By Edgar Dias
India’s digital landscape is all set to speed up with the ongoing push to develop 5G infrastructure by 2020.The roll-out of 5G technology will not only boost data speeds but also disrupt traditional industries like agriculture, manufacturing, healthcare, and education – through the Internet of Things (IoT).
India’s new leadership considers the digital economy as a major growth enabler, particularly when Prime Minister Narendra Modi strategically listed “Digital India” among the top priorities for the new central government. It is believed that India’s digital economy has the potential to reach US$1 trillion by 2025 due to the proliferation of smartphones, increased internet penetration, growth of mobile broadband, growth of data and social media.
However, the benefits derived from 5G can also be used for nefarious purposes. The sheer volume and speed of data flows on 5G coupled with the increased number of devices expected on these networks provide threat actors with a greater surface area to launch their attacks. This is becoming a cause of concern for regulators, policymakers, and service providers worldwide.
5G’s new wave of vulnerabilities
IoT has come a long way, from the invention of the toaster that could be controlled over the internet in 1990, to connected smart home devices like Amazon’s Alexa, and now, to systems that control public infrastructure, such as power grids. As India progresses towardsDigital India, through enhancing online infrastructure and Internet connectivity to digitally empower citizens, one fact remains unchanged: IoT devices continue to be one of the most exploitable toolsetsin a cybercriminal’s arsenal due to the unregulated nature of the IoT industry.
The fact that manufacturers are still producing IoT devices without security in mind, combined with the billions of IoT devices lacking the necessary security protection, means that threat actorshave ampleopportunitiesto launch their attacks without havingto invest in expensive resources.
Earlier this year, a firewall vulnerability allowed hackers to attack the US power grid, causing outages– all thanks to a firmware that the operator had failed to update. Furthermore, security analysts have detected a group of hackers scanning power grids across the US in search of access into the larger network. Not surprising given that both US and Russia have been constantlylaunching cyber-attacks on each other’s power grids as part of their political power play. An attack similar to these would not only have a crippling effect on the digitalinitiatives, but could also waiver the public’s confidence in its government.

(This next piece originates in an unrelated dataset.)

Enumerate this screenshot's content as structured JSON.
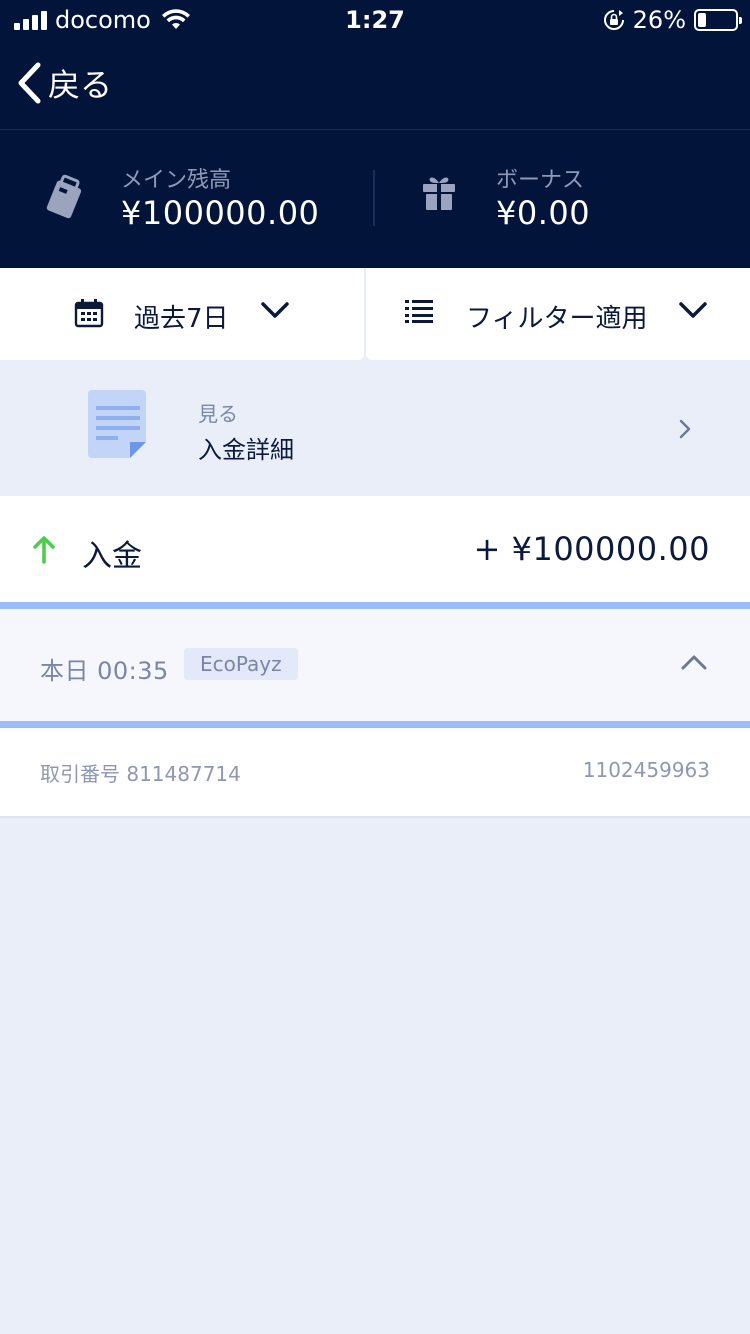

The rise of IoT devices also brings with it the rise of thing bots that further exacerbate this problem.Just like a crack that forms on a dam, a single compromised IoT device is enough to create a flood of cyber-attacks to take down critical systems.
If you are using a webcam that was manufactured before 2010 that has not had its firmware updated, the devices can be easily exploited by cybercriminals to propagate malware throughout the larger network infrastructure.All cybercriminals need to do now is to scan for and apply brute-force to vulnerable devices, install malware, and “auto build” thing bots to enable the attack to take its course.

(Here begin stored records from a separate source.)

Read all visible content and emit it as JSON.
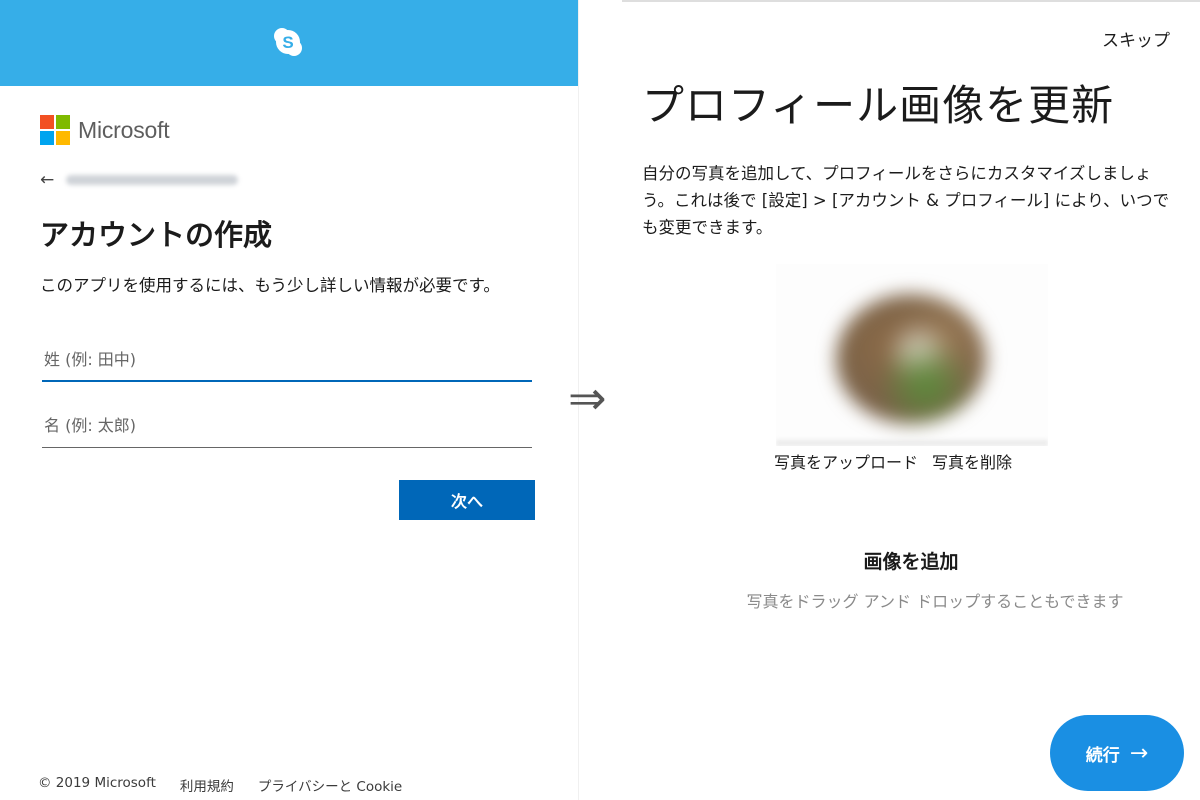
{
  "left": {
    "header_icon": "skype-logo-icon",
    "brand": {
      "name": "Microsoft",
      "colors": [
        "#f25022",
        "#7fba00",
        "#00a4ef",
        "#ffb900"
      ]
    },
    "back_icon": "←",
    "title": "アカウントの作成",
    "description": "このアプリを使用するには、もう少し詳しい情報が必要です。",
    "fields": {
      "last_name_placeholder": "姓 (例: 田中)",
      "first_name_placeholder": "名 (例: 太郎)"
    },
    "next_label": "次へ",
    "footer": {
      "copyright": "© 2019 Microsoft",
      "terms": "利用規約",
      "privacy": "プライバシーと Cookie"
    }
  },
  "transition_arrow": "⇒",
  "right": {
    "skip_label": "スキップ",
    "title": "プロフィール画像を更新",
    "description": "自分の写真を追加して、プロフィールをさらにカスタマイズしましょう。これは後で [設定] > [アカウント & プロフィール] により、いつでも変更できます。",
    "upload_label": "写真をアップロード",
    "remove_label": "写真を削除",
    "add_image_title": "画像を追加",
    "drag_hint": "写真をドラッグ アンド ドロップすることもできます",
    "continue_label": "続行",
    "continue_icon": "→"
  },
  "colors": {
    "skype_blue": "#36aee8",
    "microsoft_blue": "#0067b8",
    "continue_blue": "#1a8fe3"
  }
}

Securing your business on 5G
In order to have a fighting chance against these threats, it is crucial for regulators and government agencies to not only create guidelines to educate businesses and how to be better prepared in the face of these threats, but also enforce regulations that require IoT manufacturers to design products with security in mind.
In India, for example, the Ministry of Communication and Information Technology Government of India has issued a National Cyber Security Policy, encouraging all organizations to develop and implement information security policies duly integrated with their business plans as per international best practices. Such policies should include establishing standards and mechanisms for secure information flow (while in process, handling, storage & transit), crisis management plan, proactive security posture assessment and forensically enabled information infrastructure.

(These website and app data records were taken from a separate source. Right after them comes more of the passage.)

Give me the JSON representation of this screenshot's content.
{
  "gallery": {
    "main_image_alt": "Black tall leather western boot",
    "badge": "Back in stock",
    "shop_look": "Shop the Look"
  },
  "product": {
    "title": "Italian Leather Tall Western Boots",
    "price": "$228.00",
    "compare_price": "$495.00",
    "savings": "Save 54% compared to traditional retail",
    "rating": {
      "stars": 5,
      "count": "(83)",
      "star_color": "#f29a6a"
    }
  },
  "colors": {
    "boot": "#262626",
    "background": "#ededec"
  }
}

On the same vein, IoT manufacturers and Service Providershave a role to play in ensuring security remains a top priority in product design, and to release regular firmware updates to ensure devices are able to deflect new strands of IoTattacks as more connected devices are deployed on 5G networks.
For businesses using IoT devices, it is vital to have in place a mitigation strategy, as well as arobust security framework factors in Distributed Denial of Service (DDoS) prevention. It is also critical for businessesto educate employees about the potential dangers of IoT devices and how to use them safely to safeguard their systems.
While there is no panacea for all our cybersecurity woes, having the right mix of antibiotics would go a long way in building up our immunity against these evolving threats in the brave new world of 5G.
(Disclaimer: The author is Managing Director India & SAARC F5 networks and the opinions expressed are the authors and has no bearing with CXOToday.com editorial policies)